Accuracy of Computed Tomographic Colonography

The reported sensitivity of computed tomographic colonography (CTC) to detect clinically significant colonic lesions varies widely. Cotton and colleaguesArticlepresent results of a multicenter study to assess the accuracy of CTC among patients with clinical indications for colonoscopy who agreed to undergo CTC before conventional colonoscopy. The investigators found that CTC's sensitivity in detecting either clinically significant or any lesions was significantly less than that of conventional colonoscopy. In an editorial, RansohoffArticlediscusses the discrepant results in studies of CTC and the implications for its wide clinical use.

Atrial Fibrillation After Coronary Artery Surgery

A better understanding of the factors associated with atrial fibrillation after coronary artery bypass graft (CABG) surgery could improve identification of patients at greatest risk and enhance the use of preventive strategies. Mathew and colleagues reviewed data from patients undergoing CABG to assess the nature and consequences of new-onset atrial fibrillation and to develop and test a comprehensive risk index to identify patients at greatest risk of new-onset and recurrent atrial fibrillation. They identified a number of operative, comorbid, and medication-related factors predictive of new-onset and recurrent atrial fibrillation and pharmacologic therapies that may offer protection.

Adiponectin and Risk of Myocardial Infarction

Plasma levels of adiponectin, a newly described secretory product of adipocytes, are inversely associated with several cardiovascular risk factors and some studies suggest adiponectin may have antiatherogenic and anti-inflammatory properties. Pischon and colleagues assessed the association of plasma adiponectin level and risk of nonfatal or fatal myocardial infarction in men.
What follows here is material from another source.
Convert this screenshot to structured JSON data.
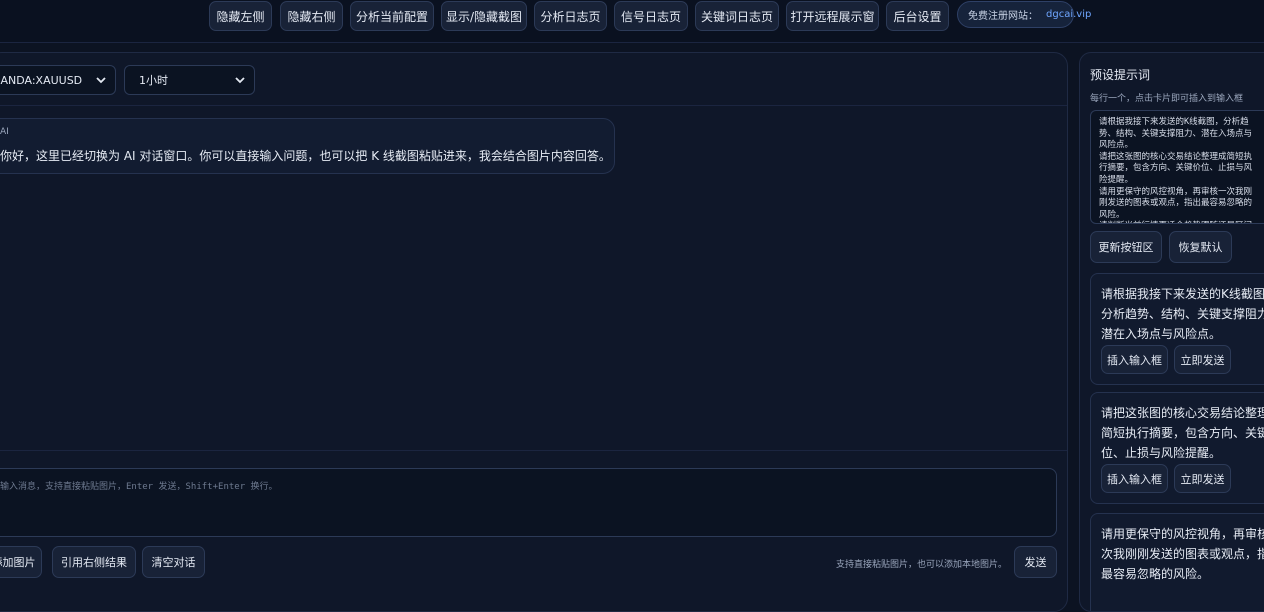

In analyses that adjusted for traditional cardiovascular risk factors, they found that men with adiponectin levels in the highest quintile had a significantly decreased risk of myocardial infarction compared with men in the lowest quintile.
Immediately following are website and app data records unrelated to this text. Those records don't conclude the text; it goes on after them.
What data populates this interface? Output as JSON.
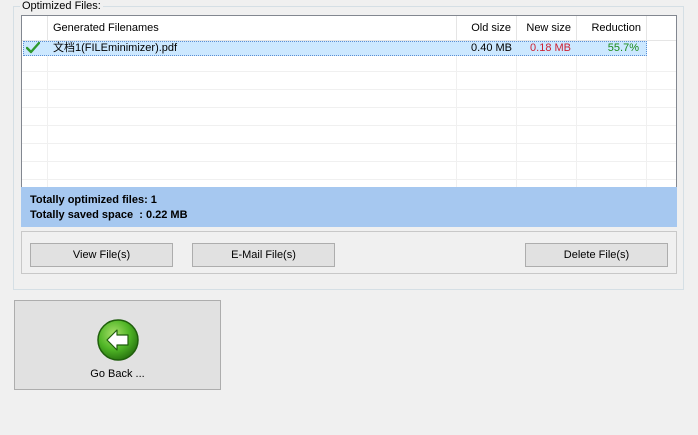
{
  "group": {
    "title": "Optimized Files:"
  },
  "list": {
    "columns": [
      "Generated Filenames",
      "Old size",
      "New size",
      "Reduction"
    ],
    "rows": [
      {
        "filename": "文档1(FILEminimizer).pdf",
        "old_size": "0.40 MB",
        "new_size": "0.18 MB",
        "reduction": "55.7%"
      }
    ]
  },
  "summary": {
    "files_line": "Totally optimized files: 1",
    "saved_line": "Totally saved space  : 0.22 MB"
  },
  "buttons": {
    "view": "View File(s)",
    "email": "E-Mail File(s)",
    "delete": "Delete File(s)",
    "go_back": "Go Back ..."
  },
  "colors": {
    "new_size": "#cc2233",
    "reduction": "#1a8a1a",
    "summary_bg": "#a6c8f0",
    "check": "#2e9a2e"
  }
}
Medical News & Perspectives

Researchers and clinicians are becoming increasingly aware that as men age, they have a greater likelihood of passing along defective genes to their children.

Effects of Early Hip Fracture Repair

Surgical repair of hip fracture within 24 hours of hospital admission has no effect on mortality or function but results in shorter length of stay, less pain, and fewer postoperative complications compared with later surgery.

Enrollees Rate Medicare Plan Performance

Surveys of Medicare beneficiaries in fee-for-service (FFS) and managed care plans revealed that managed care plans scored higher for preventive care and customer service, but patients in FFS plans were more satisfied with access and their overall care.

Mechanically Ventilated Patients With Delirium

Mechanically ventilated patients with delirium have a higher risk of mortality, longer hospital stay, and increased cognitive impairment at discharge compared with ventilated patients without delirium.


Women's susceptibility to carcinogens in cigarette smoke, sex-associated differences in lung tumor biology, and estrogen effects on tumorigenesis are discussed in relation to the increasing incidence of lung cancer in women.

JAMA Patient Page

For your patients: Information about delirium.